). MMR status in this study was determined by tumor genotyping to identify high levels of microsatellite instability (MSI-H), rather than IHC. These investigators found that p27 deficient tumors were more likely to be MSI-H (26.0% p27 deficient/MSI-H, 11.2% p27 deficient/MSS or MSI-L, p<0.001). Our results are consistent with this, as 19.2% of the p27 deficient cases were MMR-D, compared to 9.1% of those with intact p27.
A study of the relationship between treatment outcome and tumor MMR status for this same cohort suggested that MMR-D status predicted improved IFL response, although MMR status was not a significant prognostic factor overall (25
). We therefore performed an exploratory analysis combining a prognostic factor (tumor p27 status) with a predictive factor (tumor MMR status). The p27 deficient tumors in this series showed some similarities to those that were MMR-D, as these categories were both associated with proximal location, poorly differentiated histology, and higher nodal ratio. Despite these similar clinicopathologic characteristics, p27 deficient and MMR-D tumors show distinct clinical behavior. While patients with p27 deficient tumors have a worse outcome, those with MMR-D tumors generally have a better prognosis, or at least do not demonstrate the aggressive behavior typical of poorly differentiated cancers (28
). In this trial, both treatment arms contained 5FU+LV, and we found no difference in outcome for the MMR-D and MMR-I cases, although there was a trend toward improved 5-year DFS in those with MMR-D tumors (0.67 vs 0.60, p=0.18). In addition, we found that only 18% of tumors that were p27 deficient were also MMR-D. Given these results, we predicted that the best outcome would be observed for patients whose tumors were p27 intact and MMR-D, and the worst outcome for those whose tumors were p27 deficient and MMR-I. This was what we observed for the DFS analysis, although the 19.6% difference in DFS between the categories with the best outcome (p27 intact, MMR-D) and worst outcome (p27 deficient, MMR-I) was not statistically significant (logrank p-value for this comparison = 0.219).
This trial allowed us to explore whether a combination of tumor p27 and MMR status predicted better response to IFL. Although the sample size is small, patients whose tumors were both p27 deficient and MMR-D had a DFS that was improved by 72% (logrank p=0.042) and OS that was improved by 35% (logrank p=0.128) when they received the regimen containing irinotecan.

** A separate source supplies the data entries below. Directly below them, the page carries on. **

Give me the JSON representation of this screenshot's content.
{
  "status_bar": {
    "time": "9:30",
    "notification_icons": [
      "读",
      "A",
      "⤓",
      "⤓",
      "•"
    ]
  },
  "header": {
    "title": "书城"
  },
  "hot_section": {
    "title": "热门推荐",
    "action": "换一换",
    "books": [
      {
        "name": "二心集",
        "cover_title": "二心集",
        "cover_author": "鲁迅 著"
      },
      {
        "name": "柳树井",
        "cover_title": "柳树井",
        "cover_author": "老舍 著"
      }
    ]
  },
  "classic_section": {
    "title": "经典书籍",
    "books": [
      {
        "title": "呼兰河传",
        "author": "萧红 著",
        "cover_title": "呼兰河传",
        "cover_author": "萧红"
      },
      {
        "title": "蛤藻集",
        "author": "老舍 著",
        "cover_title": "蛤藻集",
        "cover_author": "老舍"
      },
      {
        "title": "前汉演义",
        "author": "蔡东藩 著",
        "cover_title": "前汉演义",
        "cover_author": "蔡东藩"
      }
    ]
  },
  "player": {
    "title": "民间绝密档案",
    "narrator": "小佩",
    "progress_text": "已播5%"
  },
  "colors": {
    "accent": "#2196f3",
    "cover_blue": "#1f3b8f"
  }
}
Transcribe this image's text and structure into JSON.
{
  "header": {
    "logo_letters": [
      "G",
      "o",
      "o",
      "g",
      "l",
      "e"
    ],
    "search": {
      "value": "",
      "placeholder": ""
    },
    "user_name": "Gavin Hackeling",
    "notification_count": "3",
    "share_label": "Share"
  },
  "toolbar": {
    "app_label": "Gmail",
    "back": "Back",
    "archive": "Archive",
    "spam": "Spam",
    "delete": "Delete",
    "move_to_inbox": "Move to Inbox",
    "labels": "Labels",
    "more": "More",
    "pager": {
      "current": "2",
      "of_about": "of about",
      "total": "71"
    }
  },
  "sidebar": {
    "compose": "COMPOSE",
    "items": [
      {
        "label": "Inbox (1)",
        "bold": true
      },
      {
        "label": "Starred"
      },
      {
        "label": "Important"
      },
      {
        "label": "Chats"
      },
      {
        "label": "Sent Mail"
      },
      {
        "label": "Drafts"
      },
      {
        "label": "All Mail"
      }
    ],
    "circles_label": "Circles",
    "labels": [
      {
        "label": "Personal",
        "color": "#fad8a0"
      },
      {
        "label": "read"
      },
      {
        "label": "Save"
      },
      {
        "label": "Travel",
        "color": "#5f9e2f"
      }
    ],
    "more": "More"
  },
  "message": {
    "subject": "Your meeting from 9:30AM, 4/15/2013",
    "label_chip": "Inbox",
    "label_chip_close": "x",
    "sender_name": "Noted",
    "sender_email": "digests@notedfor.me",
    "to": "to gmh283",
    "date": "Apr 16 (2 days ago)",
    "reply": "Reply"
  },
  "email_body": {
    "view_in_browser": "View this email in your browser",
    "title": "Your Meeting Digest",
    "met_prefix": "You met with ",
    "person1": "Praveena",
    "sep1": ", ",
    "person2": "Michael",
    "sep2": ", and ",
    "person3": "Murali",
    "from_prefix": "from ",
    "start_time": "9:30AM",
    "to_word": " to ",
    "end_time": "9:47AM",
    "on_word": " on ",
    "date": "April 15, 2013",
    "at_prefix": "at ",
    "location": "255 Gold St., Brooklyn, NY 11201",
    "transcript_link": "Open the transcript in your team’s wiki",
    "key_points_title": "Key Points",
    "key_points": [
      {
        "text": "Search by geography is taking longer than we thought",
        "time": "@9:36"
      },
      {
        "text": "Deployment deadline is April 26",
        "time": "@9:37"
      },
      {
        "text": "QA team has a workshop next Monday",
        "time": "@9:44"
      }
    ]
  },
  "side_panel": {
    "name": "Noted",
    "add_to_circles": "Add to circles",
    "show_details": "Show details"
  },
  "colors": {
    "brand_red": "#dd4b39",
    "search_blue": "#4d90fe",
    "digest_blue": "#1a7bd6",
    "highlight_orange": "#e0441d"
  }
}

This relationship was not observed in tumors that were p27 intact/MMR-D, p27 intact/MMR-I, or p27 deficient/MMR-I. This subset analysis of a small number of samples in the p27 deficient, MMR-D category (N=36) must be interpreted with caution, however several factors make these data intriguing. First, this study was a pre-specified prospective analysis of both MMR and p27 as markers of disease response and treatment outcome, and is therefore free of the bias inherent in retrospective tumor bank studies. Similarities in marker frequency and tumor location between p27 deficient and MMR-D tumors suggest a biological relationship between these factors. It is possible that this yet unidentified relationship is responsible for enhanced tumor sensitivity to irinotecan.
These results provide important insight into the ways in which prognostic and predictive factors can interact, potentially leading to inaccuracy when single factors are used to predict disease behavior. Tumors that are p27 deficient are less likely to respond to adjuvant chemotherapy, an effect that is largely independent of treatment. However, tumors that are p27 deficient are also somewhat more likely to exhibit MMR-D, a condition that appears to convey a differential response to chemotherapy in this colon cancer adjuvant treatment trial. This study, therefore, illustrates the importance of testing prognostic and predictive factors in large randomized trials where the relationships between treatment and multiple tumor-specific variables can be assessed.
Statement of Translational Relevance
The current AJCC staging system for colon cancer is insufficient, as evidenced by a wide variation in adjuvant treatment outcome among patients with stage III disease. In this prospective study of adjuvant chemotherapy following surgery for stage III colon cancer, we showed that loss of tumor p27 expression is associated with post-treatment disease recurrence. This prognostic result allows clinicians to subdivide stage III colon cancer into high- and low-risk groups, and identifies p27 signaling pathway as a potential target for new agent development.